WHAT YOU WILL DO
The required output is the full listing below, reproduced word for word.

GIVEN RECORDS
---*---
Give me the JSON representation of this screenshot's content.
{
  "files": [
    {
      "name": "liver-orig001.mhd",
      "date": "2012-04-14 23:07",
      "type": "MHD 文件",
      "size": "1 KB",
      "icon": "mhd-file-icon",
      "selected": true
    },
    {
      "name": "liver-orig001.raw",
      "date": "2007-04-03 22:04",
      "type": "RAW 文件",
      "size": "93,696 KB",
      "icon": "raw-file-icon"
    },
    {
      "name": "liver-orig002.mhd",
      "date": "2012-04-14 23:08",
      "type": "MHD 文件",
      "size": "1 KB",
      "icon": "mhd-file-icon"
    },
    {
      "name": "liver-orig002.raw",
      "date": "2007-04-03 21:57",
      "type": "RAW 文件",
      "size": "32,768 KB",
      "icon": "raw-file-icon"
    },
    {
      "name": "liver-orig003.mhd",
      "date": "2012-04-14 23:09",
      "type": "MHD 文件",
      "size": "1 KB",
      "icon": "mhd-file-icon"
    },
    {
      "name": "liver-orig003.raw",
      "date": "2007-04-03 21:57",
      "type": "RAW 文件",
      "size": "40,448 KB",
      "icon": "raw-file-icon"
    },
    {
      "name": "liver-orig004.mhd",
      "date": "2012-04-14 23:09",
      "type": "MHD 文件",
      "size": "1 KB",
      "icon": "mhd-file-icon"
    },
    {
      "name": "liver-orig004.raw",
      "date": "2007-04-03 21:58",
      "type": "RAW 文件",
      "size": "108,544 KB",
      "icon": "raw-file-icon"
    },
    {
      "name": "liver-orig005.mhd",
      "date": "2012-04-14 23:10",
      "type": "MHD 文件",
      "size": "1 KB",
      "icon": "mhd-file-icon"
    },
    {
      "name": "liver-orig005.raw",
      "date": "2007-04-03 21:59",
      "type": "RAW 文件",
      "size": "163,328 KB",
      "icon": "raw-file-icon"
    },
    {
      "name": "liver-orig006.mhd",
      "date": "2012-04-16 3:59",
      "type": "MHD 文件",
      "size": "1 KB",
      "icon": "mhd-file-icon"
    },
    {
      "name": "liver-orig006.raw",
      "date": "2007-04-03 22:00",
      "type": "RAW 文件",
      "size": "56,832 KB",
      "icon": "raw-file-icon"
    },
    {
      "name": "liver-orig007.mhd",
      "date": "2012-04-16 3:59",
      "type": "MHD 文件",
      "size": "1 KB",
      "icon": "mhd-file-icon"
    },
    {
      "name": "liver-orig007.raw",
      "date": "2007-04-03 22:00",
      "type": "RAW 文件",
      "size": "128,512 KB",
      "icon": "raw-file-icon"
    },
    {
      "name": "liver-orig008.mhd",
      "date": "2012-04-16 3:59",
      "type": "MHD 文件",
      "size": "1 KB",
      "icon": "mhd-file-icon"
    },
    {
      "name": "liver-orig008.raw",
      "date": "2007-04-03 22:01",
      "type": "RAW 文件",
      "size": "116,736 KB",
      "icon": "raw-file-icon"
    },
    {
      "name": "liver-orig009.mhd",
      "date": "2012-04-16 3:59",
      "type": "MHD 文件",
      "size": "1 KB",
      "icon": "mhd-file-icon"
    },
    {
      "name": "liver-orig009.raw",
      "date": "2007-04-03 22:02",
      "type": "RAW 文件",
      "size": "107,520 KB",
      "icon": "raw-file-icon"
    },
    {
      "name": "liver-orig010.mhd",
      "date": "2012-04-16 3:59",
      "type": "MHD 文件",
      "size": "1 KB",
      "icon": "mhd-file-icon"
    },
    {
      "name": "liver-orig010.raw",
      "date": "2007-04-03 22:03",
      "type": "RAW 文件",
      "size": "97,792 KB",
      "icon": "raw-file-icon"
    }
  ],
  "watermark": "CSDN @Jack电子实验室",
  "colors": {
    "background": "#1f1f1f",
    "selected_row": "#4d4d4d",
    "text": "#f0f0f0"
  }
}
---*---
RESULT OF THIS EXERCISE
Give me the JSON representation of this screenshot's content.
{
  "files": [
    {
      "name": "liver-orig001.mhd",
      "date": "2012-04-14 23:07",
      "type": "MHD 文件",
      "size": "1 KB",
      "icon": "mhd-file-icon",
      "selected": true
    },
    {
      "name": "liver-orig001.raw",
      "date": "2007-04-03 22:04",
      "type": "RAW 文件",
      "size": "93,696 KB",
      "icon": "raw-file-icon"
    },
    {
      "name": "liver-orig002.mhd",
      "date": "2012-04-14 23:08",
      "type": "MHD 文件",
      "size": "1 KB",
      "icon": "mhd-file-icon"
    },
    {
      "name": "liver-orig002.raw",
      "date": "2007-04-03 21:57",
      "type": "RAW 文件",
      "size": "32,768 KB",
      "icon": "raw-file-icon"
    },
    {
      "name": "liver-orig003.mhd",
      "date": "2012-04-14 23:09",
      "type": "MHD 文件",
      "size": "1 KB",
      "icon": "mhd-file-icon"
    },
    {
      "name": "liver-orig003.raw",
      "date": "2007-04-03 21:57",
      "type": "RAW 文件",
      "size": "40,448 KB",
      "icon": "raw-file-icon"
    },
    {
      "name": "liver-orig004.mhd",
      "date": "2012-04-14 23:09",
      "type": "MHD 文件",
      "size": "1 KB",
      "icon": "mhd-file-icon"
    },
    {
      "name": "liver-orig004.raw",
      "date": "2007-04-03 21:58",
      "type": "RAW 文件",
      "size": "108,544 KB",
      "icon": "raw-file-icon"
    },
    {
      "name": "liver-orig005.mhd",
      "date": "2012-04-14 23:10",
      "type": "MHD 文件",
      "size": "1 KB",
      "icon": "mhd-file-icon"
    },
    {
      "name": "liver-orig005.raw",
      "date": "2007-04-03 21:59",
      "type": "RAW 文件",
      "size": "163,328 KB",
      "icon": "raw-file-icon"
    },
    {
      "name": "liver-orig006.mhd",
      "date": "2012-04-16 3:59",
      "type": "MHD 文件",
      "size": "1 KB",
      "icon": "mhd-file-icon"
    },
    {
      "name": "liver-orig006.raw",
      "date": "2007-04-03 22:00",
      "type": "RAW 文件",
      "size": "56,832 KB",
      "icon": "raw-file-icon"
    },
    {
      "name": "liver-orig007.mhd",
      "date": "2012-04-16 3:59",
      "type": "MHD 文件",
      "size": "1 KB",
      "icon": "mhd-file-icon"
    },
    {
      "name": "liver-orig007.raw",
      "date": "2007-04-03 22:00",
      "type": "RAW 文件",
      "size": "128,512 KB",
      "icon": "raw-file-icon"
    },
    {
      "name": "liver-orig008.mhd",
      "date": "2012-04-16 3:59",
      "type": "MHD 文件",
      "size": "1 KB",
      "icon": "mhd-file-icon"
    },
    {
      "name": "liver-orig008.raw",
      "date": "2007-04-03 22:01",
      "type": "RAW 文件",
      "size": "116,736 KB",
      "icon": "raw-file-icon"
    },
    {
      "name": "liver-orig009.mhd",
      "date": "2012-04-16 3:59",
      "type": "MHD 文件",
      "size": "1 KB",
      "icon": "mhd-file-icon"
    },
    {
      "name": "liver-orig009.raw",
      "date": "2007-04-03 22:02",
      "type": "RAW 文件",
      "size": "107,520 KB",
      "icon": "raw-file-icon"
    },
    {
      "name": "liver-orig010.mhd",
      "date": "2012-04-16 3:59",
      "type": "MHD 文件",
      "size": "1 KB",
      "icon": "mhd-file-icon"
    },
    {
      "name": "liver-orig010.raw",
      "date": "2007-04-03 22:03",
      "type": "RAW 文件",
      "size": "97,792 KB",
      "icon": "raw-file-icon"
    }
  ],
  "watermark": "CSDN @Jack电子实验室",
  "colors": {
    "background": "#1f1f1f",
    "selected_row": "#4d4d4d",
    "text": "#f0f0f0"
  }
}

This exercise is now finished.